Gueye’s inability to access the right granted Stanciu and Nedelcearu—one of non-participation in a cause—is a mere systemic undermining of his two identities. He’s Muslim and black African. He has the absolute right to forego any virtue-signaling fad like his Romanian counterparts. Having him forced to promote a practice that contradicts his belief undermines his right too. He’s not rebelling here, he’s tolerating. He merely opted out of becoming a salesman of the LGBTQ+ culture, not de-marketing it.
What confuses me, even more, is why his decision alarms a country that’s stood by its decision to ban the wearing of headscarves and hijab, which are obligatory for women in Gueye’s religion.

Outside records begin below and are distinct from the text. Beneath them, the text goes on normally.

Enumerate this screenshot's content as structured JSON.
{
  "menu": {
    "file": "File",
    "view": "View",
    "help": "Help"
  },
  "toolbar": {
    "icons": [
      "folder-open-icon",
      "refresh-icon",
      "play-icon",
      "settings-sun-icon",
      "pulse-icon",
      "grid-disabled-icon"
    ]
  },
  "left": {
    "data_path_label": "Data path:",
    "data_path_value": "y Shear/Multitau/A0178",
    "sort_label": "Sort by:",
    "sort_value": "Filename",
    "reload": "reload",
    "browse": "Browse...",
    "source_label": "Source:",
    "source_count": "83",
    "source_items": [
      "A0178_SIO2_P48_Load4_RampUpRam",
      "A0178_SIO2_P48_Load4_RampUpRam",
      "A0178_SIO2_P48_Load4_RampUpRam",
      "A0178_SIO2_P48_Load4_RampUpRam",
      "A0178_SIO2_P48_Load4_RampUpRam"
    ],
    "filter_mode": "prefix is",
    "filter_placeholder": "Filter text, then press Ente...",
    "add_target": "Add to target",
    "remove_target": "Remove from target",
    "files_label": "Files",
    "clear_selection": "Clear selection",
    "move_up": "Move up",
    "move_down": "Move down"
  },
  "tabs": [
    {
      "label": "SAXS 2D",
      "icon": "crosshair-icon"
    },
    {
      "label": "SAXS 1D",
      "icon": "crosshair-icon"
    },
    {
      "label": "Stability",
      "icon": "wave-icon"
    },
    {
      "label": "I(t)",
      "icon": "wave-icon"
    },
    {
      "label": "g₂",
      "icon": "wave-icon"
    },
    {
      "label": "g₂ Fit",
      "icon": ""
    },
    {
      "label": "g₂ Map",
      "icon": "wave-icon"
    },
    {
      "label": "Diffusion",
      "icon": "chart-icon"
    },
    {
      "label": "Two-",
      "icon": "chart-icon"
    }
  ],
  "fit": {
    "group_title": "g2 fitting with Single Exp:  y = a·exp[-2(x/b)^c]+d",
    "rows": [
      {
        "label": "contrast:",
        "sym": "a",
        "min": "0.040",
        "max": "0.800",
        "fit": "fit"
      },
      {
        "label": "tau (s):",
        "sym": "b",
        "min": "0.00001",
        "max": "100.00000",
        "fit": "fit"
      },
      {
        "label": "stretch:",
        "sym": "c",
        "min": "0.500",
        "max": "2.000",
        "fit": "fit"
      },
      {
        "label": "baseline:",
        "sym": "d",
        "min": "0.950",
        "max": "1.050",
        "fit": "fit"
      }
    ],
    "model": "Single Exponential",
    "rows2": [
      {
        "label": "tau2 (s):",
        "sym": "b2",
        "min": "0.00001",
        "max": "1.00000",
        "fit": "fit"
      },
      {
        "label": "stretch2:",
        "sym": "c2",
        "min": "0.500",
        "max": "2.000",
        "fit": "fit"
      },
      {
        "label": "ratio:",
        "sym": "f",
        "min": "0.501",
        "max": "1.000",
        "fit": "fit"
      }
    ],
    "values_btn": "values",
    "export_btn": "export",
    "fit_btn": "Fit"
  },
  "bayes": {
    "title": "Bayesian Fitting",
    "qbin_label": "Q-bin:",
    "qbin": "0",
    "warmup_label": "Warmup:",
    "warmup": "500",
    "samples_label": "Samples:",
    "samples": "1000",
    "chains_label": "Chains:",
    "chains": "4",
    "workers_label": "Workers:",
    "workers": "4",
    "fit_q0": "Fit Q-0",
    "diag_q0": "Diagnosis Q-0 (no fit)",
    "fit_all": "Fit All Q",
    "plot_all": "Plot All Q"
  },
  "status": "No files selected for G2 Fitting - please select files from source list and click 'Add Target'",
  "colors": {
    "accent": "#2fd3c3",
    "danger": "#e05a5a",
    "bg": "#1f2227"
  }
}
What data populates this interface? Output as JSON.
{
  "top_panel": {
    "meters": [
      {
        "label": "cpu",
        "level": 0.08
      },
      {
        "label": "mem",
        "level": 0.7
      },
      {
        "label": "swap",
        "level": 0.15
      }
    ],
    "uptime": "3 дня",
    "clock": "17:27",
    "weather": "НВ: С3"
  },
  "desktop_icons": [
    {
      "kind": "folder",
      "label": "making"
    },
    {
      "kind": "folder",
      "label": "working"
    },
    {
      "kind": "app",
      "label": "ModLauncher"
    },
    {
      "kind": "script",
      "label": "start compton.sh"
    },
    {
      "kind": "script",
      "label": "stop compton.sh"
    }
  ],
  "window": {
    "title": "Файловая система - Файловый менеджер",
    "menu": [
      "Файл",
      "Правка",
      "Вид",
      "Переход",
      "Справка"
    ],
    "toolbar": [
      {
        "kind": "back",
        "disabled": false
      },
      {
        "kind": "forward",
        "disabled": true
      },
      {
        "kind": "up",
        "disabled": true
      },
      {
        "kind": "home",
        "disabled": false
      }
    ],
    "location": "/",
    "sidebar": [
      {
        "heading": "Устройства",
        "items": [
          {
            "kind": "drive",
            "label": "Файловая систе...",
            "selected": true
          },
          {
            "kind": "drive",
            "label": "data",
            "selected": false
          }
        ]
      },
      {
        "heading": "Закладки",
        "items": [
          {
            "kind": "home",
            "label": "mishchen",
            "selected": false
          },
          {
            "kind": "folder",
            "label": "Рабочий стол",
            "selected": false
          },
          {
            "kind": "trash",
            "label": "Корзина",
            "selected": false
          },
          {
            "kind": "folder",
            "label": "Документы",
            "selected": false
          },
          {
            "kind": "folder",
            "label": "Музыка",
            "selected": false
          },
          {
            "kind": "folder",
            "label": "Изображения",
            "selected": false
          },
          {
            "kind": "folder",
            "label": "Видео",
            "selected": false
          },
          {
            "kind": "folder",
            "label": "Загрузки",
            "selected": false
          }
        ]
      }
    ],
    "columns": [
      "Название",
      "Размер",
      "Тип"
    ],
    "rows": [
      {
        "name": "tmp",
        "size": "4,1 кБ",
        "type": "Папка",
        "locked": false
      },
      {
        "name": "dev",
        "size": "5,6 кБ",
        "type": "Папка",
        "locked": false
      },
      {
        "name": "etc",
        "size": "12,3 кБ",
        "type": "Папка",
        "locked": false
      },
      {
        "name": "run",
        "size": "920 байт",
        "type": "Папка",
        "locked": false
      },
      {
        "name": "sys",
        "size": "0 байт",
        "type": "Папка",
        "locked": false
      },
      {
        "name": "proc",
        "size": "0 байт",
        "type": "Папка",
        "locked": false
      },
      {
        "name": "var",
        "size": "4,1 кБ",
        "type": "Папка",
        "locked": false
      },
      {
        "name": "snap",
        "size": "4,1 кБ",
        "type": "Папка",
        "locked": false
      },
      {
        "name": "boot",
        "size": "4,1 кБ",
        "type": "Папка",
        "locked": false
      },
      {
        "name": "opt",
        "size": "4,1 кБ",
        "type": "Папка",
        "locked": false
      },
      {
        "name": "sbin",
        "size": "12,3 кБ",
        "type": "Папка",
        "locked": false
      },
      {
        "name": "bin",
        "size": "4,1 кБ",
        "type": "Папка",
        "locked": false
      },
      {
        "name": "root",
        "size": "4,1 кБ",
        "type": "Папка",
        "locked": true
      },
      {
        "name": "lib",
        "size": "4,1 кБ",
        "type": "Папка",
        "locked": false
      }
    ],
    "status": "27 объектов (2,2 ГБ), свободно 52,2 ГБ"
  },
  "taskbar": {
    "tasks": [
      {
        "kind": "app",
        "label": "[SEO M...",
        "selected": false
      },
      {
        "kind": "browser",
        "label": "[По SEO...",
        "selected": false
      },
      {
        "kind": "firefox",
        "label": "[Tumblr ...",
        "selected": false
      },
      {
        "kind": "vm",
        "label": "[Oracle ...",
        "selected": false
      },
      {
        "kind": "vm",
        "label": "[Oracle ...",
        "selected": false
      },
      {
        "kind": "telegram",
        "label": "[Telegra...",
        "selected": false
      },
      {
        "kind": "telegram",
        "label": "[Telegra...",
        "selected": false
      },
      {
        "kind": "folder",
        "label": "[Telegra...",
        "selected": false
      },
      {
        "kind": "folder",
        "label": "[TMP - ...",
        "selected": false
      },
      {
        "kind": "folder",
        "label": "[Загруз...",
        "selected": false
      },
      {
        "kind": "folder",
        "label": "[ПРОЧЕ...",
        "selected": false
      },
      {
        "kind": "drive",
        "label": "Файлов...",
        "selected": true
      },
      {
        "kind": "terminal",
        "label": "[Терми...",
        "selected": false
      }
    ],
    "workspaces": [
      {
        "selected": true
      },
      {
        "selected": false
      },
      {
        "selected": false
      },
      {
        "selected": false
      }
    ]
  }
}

But we function in global hypocrisy that applauds the marginalization of these Muslim women by the very characters upset by Gueye’s faith-based decision to choose the ideas to market or pass up.
So, what happens when, for instance, a European footballer and devout atheist in a Middle Eastern country is asked to wear a branded jersey that promotes, glamorizes, or legitimizes polygamy—an essential practice there that’s illegal in the athlete’s home country and anywhere in the West but a millennia-old norm in other cultures?
It’s also disingenuous to describe Gueye’s action as homophobia. His non-participation in wearing an LGBTQ+ jersey is being called so such by those who didn’t accuse Stanciu and Nedelcearu of racism for boycotting the anti-racism campaign. The fact, also, that a Muslim takes a stance against something that isn’t in congruence with their religious belief shouldn’t call for scrutiny of their other transgressions. I’ve seen Gueye being called out for things unrelated to this trending non-issue.
Gueye is a footballer from Senegal, and before you ask him to go back to his country, take note that he’s not drawn to Paris by accident. He’s there because the leaders of that country interfered with the development trajectory of his country, and exploited their resources, human and material, to have them assimilated to valorize French culture. France is a multicultural country in fatal denial.